When we last left the Pevensie siblings – Peter (Moseley), Susan (Popplewell), Edmund (Keynes), and wee Lucy (Henley) – they'd seen their staid, Blitz-era British lives turned into a literal fairy tale via lion, witch, and a wardrobe that would give Doctor Who's TARDIS a run for its money. That was three years ago for us, but only one year for the Pevensies, who returned to the UK to find that, sadly, although they were able to triumph over evil in Narnia, the Luftwaffe remains impervious to leonine strategies. And as for the residents of that world beyond the wardrobe, a whopping 1,300 years have passed, scant few of them pleasant. This second in the Narnia films opens with screams, accompanied by royal treachery, attempted murder, and the flight of Prince Caspian (Barnes) from his castle keep to the forest beyond. There he meets the dwarf Trumpkin (the always memorable Dinklage) and various of C.S. Lewis' anthropomorphized fauna, the rag-tag remnants of the Narnians who, in the millennia between Wardrobe and Prince, were ethnically – or maybe specieally? – cleansed, with the survivors driven into hiding by the human Telmarines. A blast from Caspian's magic horn, however, literally sucks the Pevensies back into Narnia. In one of the film's few moments of levity, their explosive summoning, in the London Underground, no less, comes seconds after Peter whines about his reduced mythological status in the real world. Uniting with the nascent Narnian insurgency – shades of Pan's Labyrinth's political backdrop – the Pevensies initiate a battle to return the world, or at least Narnia, to its rightful masters. This is a far darker film than its lead-footed if well-intentioned predecessor, rife with battles, death, and bloodshed, all shot through an oppressively miasmatic haze. Aslan (again voiced by Liam Neeson) appears only briefly, although Lewis' Christian motifs and metaphors are writ large enough for a blind layman to see. Aside from the scene-stealing, Eddie Izzard-voiced mouse Reepicheep, there's precious little whimsy on display, and, indeed, all the characters from the first film – excepting the Pevensie lot – are long gone dead. Adamson's pulled a more morally nuanced rabbit (or badger, actually) out of his directorial hat this time out, and the result is a far more engrossing film than its predecessor.

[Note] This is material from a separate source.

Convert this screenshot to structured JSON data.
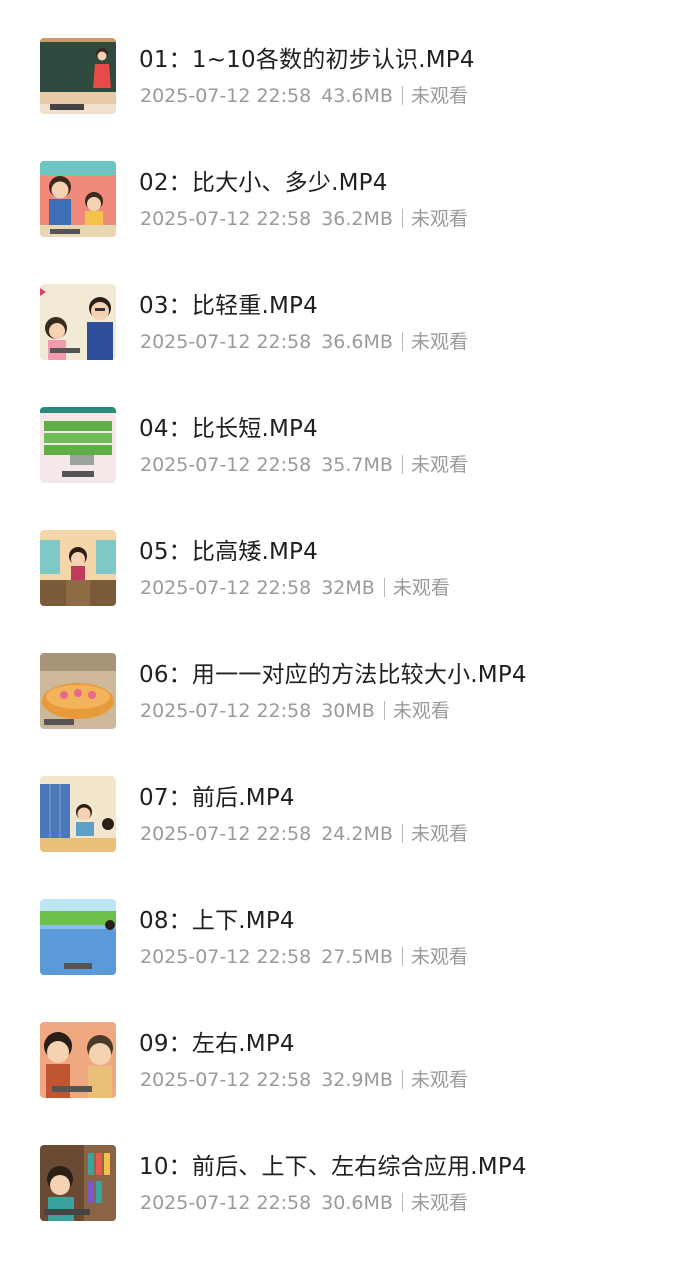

READ MORE
More Andrew Adamson Films
Cirque du Soleil: Worlds Away
In this 3-D spectacle, the wan drama takes a back seat to the Cirque's acrobatics.

Kimberley Jones, Dec. 28, 2012

The Chronicles of Narnia: The Lion, the Witch and the Wardrobe
Fusillade No. 1 in Disney's presumed seven-film adaptation of C.S. Lewis' beloved children's tales is marred by dodgy CGI work and windy pacing.

Marc Savlov, Dec. 9, 2005

More by Marc Savlov
Richard Linklater: dream is destiny
Doc on local filmmaker is a thoughtful portrait

Aug. 26, 2016

Phantom Boy
Hand-drawn animation is the hallmark of this animated French film

July 29, 2016

KEYWORDS FOR THIS FILM

The Chronicles of Narnia: Prince Caspian, Andrew Adamson, Georgie Henley, Skandar Keynes, William Moseley, Anna Popplewell, Ben Barnes, Peter Dinklage, Warwick Davis

MORE IN THE ARCHIVES
This content has not been formatted for this window size.
Please increase the size of your browser window, or revisit this page on a mobile device.
NEWSLETTERS
AC Daily, Events and Promotions, Luvdoc Answers

Breaking news, recommended events, and more

Official Chronicle events, promotions, and giveaways

All questions answered (satisfaction not guaranteed)